- **Task**: Word for word, set down every record that appears below.

- **Provided records**:
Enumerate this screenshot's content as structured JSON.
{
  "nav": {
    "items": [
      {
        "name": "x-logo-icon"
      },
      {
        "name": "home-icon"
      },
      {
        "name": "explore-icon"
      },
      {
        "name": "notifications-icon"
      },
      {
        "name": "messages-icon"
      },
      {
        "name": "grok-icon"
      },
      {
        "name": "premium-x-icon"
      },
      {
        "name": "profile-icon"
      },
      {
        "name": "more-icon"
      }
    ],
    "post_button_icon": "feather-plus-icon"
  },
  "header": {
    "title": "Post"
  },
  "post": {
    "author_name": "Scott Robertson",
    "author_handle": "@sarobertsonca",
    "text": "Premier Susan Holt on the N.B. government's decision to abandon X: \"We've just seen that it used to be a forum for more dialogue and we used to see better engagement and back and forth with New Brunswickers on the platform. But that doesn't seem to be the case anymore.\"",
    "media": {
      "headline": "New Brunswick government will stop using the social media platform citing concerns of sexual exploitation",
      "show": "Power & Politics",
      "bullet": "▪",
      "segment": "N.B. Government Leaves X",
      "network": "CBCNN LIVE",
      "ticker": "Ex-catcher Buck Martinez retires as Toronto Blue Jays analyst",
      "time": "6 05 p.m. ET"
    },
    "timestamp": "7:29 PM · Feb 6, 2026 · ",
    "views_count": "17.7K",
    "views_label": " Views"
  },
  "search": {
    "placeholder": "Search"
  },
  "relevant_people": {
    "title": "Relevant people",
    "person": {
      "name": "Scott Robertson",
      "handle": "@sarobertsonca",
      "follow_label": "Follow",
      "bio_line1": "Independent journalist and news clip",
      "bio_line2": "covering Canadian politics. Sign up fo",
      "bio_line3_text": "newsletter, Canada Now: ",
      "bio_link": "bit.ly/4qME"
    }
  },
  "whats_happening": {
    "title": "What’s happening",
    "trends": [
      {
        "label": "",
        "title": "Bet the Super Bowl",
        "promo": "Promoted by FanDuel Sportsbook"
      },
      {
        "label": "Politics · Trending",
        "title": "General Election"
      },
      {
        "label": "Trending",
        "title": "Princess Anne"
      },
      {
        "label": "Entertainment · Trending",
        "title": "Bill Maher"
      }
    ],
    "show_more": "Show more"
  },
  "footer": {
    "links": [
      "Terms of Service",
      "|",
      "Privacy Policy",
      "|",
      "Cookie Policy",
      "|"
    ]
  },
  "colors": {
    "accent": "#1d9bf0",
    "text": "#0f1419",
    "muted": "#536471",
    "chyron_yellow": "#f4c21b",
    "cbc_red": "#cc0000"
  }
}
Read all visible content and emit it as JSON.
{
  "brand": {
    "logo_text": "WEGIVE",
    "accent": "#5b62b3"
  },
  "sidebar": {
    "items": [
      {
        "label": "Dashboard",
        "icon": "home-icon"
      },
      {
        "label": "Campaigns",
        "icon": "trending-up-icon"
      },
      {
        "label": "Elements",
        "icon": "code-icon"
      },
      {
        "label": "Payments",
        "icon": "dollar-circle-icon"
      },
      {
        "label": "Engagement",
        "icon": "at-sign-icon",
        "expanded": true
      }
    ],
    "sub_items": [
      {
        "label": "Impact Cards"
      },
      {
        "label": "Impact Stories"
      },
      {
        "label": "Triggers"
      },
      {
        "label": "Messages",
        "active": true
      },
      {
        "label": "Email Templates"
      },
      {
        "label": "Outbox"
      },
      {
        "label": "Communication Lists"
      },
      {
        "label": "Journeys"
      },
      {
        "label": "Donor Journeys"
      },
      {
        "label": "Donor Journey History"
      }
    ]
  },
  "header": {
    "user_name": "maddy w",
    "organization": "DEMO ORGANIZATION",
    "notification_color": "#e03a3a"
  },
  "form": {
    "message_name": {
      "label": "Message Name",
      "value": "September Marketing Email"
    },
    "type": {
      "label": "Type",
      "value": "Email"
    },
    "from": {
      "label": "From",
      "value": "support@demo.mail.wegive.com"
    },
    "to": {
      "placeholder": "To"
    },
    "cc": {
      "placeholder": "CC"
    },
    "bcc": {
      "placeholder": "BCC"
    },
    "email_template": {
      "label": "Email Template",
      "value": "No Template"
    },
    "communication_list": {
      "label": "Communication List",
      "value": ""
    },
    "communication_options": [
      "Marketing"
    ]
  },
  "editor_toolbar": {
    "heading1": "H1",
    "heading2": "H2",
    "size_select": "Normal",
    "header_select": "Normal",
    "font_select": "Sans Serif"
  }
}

- **Result of this exercise**:
Enumerate this screenshot's content as structured JSON.
{
  "nav": {
    "items": [
      {
        "name": "x-logo-icon"
      },
      {
        "name": "home-icon"
      },
      {
        "name": "explore-icon"
      },
      {
        "name": "notifications-icon"
      },
      {
        "name": "messages-icon"
      },
      {
        "name": "grok-icon"
      },
      {
        "name": "premium-x-icon"
      },
      {
        "name": "profile-icon"
      },
      {
        "name": "more-icon"
      }
    ],
    "post_button_icon": "feather-plus-icon"
  },
  "header": {
    "title": "Post"
  },
  "post": {
    "author_name": "Scott Robertson",
    "author_handle": "@sarobertsonca",
    "text": "Premier Susan Holt on the N.B. government's decision to abandon X: \"We've just seen that it used to be a forum for more dialogue and we used to see better engagement and back and forth with New Brunswickers on the platform. But that doesn't seem to be the case anymore.\"",
    "media": {
      "headline": "New Brunswick government will stop using the social media platform citing concerns of sexual exploitation",
      "show": "Power & Politics",
      "bullet": "▪",
      "segment": "N.B. Government Leaves X",
      "network": "CBCNN LIVE",
      "ticker": "Ex-catcher Buck Martinez retires as Toronto Blue Jays analyst",
      "time": "6 05 p.m. ET"
    },
    "timestamp": "7:29 PM · Feb 6, 2026 · ",
    "views_count": "17.7K",
    "views_label": " Views"
  },
  "search": {
    "placeholder": "Search"
  },
  "relevant_people": {
    "title": "Relevant people",
    "person": {
      "name": "Scott Robertson",
      "handle": "@sarobertsonca",
      "follow_label": "Follow",
      "bio_line1": "Independent journalist and news clip",
      "bio_line2": "covering Canadian politics. Sign up fo",
      "bio_line3_text": "newsletter, Canada Now: ",
      "bio_link": "bit.ly/4qME"
    }
  },
  "whats_happening": {
    "title": "What’s happening",
    "trends": [
      {
        "label": "",
        "title": "Bet the Super Bowl",
        "promo": "Promoted by FanDuel Sportsbook"
      },
      {
        "label": "Politics · Trending",
        "title": "General Election"
      },
      {
        "label": "Trending",
        "title": "Princess Anne"
      },
      {
        "label": "Entertainment · Trending",
        "title": "Bill Maher"
      }
    ],
    "show_more": "Show more"
  },
  "footer": {
    "links": [
      "Terms of Service",
      "|",
      "Privacy Policy",
      "|",
      "Cookie Policy",
      "|"
    ]
  },
  "colors": {
    "accent": "#1d9bf0",
    "text": "#0f1419",
    "muted": "#536471",
    "chyron_yellow": "#f4c21b",
    "cbc_red": "#cc0000"
  }
}
Read all visible content and emit it as JSON.
{
  "brand": {
    "logo_text": "WEGIVE",
    "accent": "#5b62b3"
  },
  "sidebar": {
    "items": [
      {
        "label": "Dashboard",
        "icon": "home-icon"
      },
      {
        "label": "Campaigns",
        "icon": "trending-up-icon"
      },
      {
        "label": "Elements",
        "icon": "code-icon"
      },
      {
        "label": "Payments",
        "icon": "dollar-circle-icon"
      },
      {
        "label": "Engagement",
        "icon": "at-sign-icon",
        "expanded": true
      }
    ],
    "sub_items": [
      {
        "label": "Impact Cards"
      },
      {
        "label": "Impact Stories"
      },
      {
        "label": "Triggers"
      },
      {
        "label": "Messages",
        "active": true
      },
      {
        "label": "Email Templates"
      },
      {
        "label": "Outbox"
      },
      {
        "label": "Communication Lists"
      },
      {
        "label": "Journeys"
      },
      {
        "label": "Donor Journeys"
      },
      {
        "label": "Donor Journey History"
      }
    ]
  },
  "header": {
    "user_name": "maddy w",
    "organization": "DEMO ORGANIZATION",
    "notification_color": "#e03a3a"
  },
  "form": {
    "message_name": {
      "label": "Message Name",
      "value": "September Marketing Email"
    },
    "type": {
      "label": "Type",
      "value": "Email"
    },
    "from": {
      "label": "From",
      "value": "support@demo.mail.wegive.com"
    },
    "to": {
      "placeholder": "To"
    },
    "cc": {
      "placeholder": "CC"
    },
    "bcc": {
      "placeholder": "BCC"
    },
    "email_template": {
      "label": "Email Template",
      "value": "No Template"
    },
    "communication_list": {
      "label": "Communication List",
      "value": ""
    },
    "communication_options": [
      "Marketing"
    ]
  },
  "editor_toolbar": {
    "heading1": "H1",
    "heading2": "H2",
    "size_select": "Normal",
    "header_select": "Normal",
    "font_select": "Sans Serif"
  }
}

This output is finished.